But since that one wasn’t for lack of trying on my part, I just got more determined. And when I heard that local heroine Daphne Gottlieb (who kindly met me for drinks a coupla weeks ago, thanks, Daphne!) was reading at an open mic in the Castro, well, that was it.

I got to SMACKdab early last night. I signed my name at lucky #7. The fabulous Kirk Read was all smiles with his pink feather boa and made me feel right at home, even though I was the only straight person in the room. Way I figure it, there’s no better place for your poetic coming-out than at a gay men’s community center. And I was right.
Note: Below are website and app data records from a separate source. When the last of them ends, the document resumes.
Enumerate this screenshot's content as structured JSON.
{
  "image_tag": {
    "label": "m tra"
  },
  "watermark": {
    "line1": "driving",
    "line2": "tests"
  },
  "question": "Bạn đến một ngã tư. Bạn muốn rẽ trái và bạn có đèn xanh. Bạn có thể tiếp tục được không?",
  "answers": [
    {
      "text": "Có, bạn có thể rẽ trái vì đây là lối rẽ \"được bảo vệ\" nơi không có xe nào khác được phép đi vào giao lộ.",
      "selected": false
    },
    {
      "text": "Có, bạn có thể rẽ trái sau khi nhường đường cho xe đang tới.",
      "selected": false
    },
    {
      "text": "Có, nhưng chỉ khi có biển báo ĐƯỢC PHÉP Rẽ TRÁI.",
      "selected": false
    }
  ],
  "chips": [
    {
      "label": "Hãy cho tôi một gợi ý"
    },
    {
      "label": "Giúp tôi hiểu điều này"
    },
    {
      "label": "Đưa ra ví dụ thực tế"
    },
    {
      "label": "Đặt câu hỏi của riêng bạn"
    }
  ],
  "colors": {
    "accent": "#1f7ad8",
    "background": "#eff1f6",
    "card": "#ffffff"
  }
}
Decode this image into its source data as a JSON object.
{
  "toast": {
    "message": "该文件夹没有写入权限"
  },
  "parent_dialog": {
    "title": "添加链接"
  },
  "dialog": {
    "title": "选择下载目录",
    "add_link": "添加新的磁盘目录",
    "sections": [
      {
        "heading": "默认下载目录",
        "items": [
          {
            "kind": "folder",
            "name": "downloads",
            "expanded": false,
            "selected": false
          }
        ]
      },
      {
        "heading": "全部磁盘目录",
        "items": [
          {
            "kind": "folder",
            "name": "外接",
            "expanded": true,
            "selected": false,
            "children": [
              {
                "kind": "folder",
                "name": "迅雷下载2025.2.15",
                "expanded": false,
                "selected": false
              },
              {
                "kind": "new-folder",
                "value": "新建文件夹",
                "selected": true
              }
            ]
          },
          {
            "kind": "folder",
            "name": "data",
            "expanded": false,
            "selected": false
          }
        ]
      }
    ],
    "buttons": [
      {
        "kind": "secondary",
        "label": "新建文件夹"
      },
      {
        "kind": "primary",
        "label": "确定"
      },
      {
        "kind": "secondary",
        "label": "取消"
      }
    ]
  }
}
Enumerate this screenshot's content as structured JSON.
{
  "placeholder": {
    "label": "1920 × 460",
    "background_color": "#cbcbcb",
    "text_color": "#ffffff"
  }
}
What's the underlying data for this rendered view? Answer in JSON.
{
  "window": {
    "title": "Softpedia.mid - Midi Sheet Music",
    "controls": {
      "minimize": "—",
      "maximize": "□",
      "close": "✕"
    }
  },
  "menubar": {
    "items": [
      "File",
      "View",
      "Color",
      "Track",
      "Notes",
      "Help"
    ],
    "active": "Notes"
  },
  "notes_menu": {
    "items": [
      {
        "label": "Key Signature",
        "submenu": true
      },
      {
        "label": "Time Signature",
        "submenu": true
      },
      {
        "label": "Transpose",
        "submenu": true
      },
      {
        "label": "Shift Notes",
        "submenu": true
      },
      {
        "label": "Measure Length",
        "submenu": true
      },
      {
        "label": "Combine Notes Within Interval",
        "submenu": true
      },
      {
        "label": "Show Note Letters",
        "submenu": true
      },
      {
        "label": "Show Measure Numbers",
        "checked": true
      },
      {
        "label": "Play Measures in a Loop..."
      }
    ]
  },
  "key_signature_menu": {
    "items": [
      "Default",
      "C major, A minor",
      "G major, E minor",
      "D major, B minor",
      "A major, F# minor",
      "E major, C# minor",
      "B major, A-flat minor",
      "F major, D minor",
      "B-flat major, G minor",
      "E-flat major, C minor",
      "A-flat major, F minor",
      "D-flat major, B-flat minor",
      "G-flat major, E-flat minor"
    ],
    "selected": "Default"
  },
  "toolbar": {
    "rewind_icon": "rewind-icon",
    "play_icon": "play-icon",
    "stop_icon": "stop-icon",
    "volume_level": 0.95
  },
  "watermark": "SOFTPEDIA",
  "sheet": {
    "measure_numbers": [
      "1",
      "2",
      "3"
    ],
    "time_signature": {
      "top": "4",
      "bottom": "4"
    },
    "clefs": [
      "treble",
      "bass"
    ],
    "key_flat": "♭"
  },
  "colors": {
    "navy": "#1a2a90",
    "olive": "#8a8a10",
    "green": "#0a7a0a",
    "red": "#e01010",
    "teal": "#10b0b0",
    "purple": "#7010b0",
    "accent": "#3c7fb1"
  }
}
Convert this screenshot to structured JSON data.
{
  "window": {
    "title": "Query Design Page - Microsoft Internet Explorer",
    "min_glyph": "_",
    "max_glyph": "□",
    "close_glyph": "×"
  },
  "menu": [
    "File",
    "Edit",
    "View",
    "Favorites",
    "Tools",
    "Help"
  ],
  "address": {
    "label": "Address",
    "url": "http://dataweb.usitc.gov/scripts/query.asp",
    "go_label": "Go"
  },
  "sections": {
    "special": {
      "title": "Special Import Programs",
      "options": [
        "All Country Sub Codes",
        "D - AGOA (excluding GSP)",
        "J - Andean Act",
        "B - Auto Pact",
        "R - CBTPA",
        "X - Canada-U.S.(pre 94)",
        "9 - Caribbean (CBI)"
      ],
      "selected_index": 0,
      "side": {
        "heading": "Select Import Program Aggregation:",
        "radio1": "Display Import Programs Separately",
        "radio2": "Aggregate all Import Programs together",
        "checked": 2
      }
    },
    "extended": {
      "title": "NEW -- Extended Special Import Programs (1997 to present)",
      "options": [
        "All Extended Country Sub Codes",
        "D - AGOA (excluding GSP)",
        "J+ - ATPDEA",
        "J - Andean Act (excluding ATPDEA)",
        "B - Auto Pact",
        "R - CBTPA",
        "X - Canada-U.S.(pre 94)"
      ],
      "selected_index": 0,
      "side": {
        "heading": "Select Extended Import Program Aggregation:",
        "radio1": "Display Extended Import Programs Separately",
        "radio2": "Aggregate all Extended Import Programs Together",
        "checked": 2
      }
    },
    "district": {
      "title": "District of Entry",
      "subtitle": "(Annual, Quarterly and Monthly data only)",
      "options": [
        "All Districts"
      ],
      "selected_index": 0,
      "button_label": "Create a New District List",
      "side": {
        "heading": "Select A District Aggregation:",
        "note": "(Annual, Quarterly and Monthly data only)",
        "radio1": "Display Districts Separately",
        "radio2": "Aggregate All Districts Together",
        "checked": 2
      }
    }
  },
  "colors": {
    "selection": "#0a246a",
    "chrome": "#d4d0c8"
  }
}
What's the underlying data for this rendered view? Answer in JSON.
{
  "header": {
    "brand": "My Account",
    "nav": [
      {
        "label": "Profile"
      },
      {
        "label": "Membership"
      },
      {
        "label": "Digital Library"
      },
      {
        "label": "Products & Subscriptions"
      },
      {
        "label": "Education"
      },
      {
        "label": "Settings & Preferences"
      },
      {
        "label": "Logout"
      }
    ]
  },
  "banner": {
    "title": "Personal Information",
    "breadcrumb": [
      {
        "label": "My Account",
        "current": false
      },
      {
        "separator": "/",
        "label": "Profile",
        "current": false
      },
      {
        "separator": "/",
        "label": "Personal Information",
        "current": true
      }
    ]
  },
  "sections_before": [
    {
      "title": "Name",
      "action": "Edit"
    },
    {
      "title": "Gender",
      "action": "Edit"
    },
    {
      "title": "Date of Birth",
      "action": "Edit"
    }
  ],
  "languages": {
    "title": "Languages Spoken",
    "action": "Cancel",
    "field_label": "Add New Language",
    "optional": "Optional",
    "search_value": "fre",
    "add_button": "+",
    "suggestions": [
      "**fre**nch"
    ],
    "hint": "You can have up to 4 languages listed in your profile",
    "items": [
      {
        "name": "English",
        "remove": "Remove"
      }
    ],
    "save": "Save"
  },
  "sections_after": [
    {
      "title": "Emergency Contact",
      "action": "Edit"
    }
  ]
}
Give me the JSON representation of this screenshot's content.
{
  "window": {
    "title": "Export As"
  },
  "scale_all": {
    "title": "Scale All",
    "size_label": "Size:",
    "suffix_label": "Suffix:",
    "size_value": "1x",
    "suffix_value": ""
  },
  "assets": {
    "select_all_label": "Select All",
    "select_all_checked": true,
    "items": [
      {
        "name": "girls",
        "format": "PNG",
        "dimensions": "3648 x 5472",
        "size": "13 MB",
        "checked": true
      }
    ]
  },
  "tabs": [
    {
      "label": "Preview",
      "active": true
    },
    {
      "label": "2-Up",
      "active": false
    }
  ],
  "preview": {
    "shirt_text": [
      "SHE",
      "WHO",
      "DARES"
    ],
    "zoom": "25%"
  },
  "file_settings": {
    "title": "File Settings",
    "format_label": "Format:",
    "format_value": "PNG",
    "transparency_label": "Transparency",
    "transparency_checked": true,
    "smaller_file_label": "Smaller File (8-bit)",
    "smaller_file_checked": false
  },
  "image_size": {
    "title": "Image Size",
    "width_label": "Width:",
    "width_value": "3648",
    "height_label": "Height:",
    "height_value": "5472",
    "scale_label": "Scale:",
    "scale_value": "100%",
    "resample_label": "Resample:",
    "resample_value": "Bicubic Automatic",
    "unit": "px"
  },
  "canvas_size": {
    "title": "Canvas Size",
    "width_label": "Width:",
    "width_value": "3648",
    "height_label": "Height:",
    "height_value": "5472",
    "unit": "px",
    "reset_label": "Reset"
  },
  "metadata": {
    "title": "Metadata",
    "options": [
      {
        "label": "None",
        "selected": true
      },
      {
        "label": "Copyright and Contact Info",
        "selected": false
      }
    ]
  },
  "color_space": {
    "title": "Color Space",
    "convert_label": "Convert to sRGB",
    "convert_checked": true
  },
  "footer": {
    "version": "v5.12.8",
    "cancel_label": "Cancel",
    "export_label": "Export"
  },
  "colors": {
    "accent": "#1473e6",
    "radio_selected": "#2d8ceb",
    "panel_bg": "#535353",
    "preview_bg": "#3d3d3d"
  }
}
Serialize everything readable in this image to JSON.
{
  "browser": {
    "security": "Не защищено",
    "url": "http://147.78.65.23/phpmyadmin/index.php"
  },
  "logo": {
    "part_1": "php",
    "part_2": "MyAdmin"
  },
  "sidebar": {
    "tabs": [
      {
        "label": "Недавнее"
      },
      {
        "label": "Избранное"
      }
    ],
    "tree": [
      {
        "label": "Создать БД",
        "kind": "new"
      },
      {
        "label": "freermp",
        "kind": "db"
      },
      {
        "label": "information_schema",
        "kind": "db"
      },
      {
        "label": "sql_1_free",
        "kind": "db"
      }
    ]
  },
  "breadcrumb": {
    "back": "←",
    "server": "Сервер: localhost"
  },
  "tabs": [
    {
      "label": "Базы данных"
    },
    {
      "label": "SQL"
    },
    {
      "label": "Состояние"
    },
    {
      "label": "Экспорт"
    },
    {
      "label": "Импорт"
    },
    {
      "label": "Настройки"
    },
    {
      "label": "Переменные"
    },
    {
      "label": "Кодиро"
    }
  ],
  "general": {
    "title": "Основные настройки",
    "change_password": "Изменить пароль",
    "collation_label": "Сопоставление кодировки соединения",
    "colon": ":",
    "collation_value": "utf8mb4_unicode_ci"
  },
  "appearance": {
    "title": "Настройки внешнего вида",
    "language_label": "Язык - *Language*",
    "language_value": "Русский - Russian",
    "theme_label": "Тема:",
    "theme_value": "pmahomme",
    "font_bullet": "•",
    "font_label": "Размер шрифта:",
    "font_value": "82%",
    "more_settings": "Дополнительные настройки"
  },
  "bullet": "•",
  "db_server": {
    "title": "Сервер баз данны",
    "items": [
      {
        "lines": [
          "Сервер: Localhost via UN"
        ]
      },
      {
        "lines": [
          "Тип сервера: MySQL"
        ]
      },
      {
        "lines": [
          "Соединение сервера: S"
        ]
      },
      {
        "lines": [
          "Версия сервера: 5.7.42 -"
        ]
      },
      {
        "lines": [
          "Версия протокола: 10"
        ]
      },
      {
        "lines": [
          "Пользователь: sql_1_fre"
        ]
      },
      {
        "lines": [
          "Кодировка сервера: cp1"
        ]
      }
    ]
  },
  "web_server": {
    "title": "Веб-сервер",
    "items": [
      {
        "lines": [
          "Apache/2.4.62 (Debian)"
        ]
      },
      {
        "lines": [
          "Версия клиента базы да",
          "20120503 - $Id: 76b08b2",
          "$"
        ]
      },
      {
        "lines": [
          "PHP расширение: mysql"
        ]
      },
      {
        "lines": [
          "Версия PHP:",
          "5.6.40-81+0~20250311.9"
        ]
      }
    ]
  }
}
The audience was warm, respectful and appreciative and my fellow performers were by turns adorable, hilarious and brilliant. (Some unintentionally so.) So, after 5 long years, I consider the cherry re-popped and I’m eagerly anticipating my next microphone.

Although this isn’t the poem I read last night (I’m saving that one ‘cuz she’s extra-special), this is a poem that I wrote shortly after the whole shock treatment of being laid off finally started to wear off. I actually wrote it at the request of Wil Foster (of Sheltershed), who sent me some music tracks from his “International Plastic” album that he wanted me to write poetry for. The track I wrote this poem for was called “Dreams”. (You can listen to the finished version in The Library.)

Here it is in print:

I am living in a dream
with skin on.
Vision formed of things to touch,
things to see.
And it is much more complicated now.

Once it was a someday thing.
(wish i may, wish i might)
But now it’s real and I am here.
(look and touch, taste and see)

What do you do
when the dream comes alive?
When the white statue breathes
and the marble flesh grows warm.
(does it come alive just in time to die)

Step down from the pedestal now.
Draw a deep newborn breath
and leave perfection far behind.
To be flawless is a dreamland thing.
(now we live and fall apart)

The porcelain shows pores.
The mouth opens sores.
And this is what happens
when dreams come true.

-Lo, who knows that sometimes the fantasy is better than the reality, but that doesn’t necessarily mean the fantasy is better for you.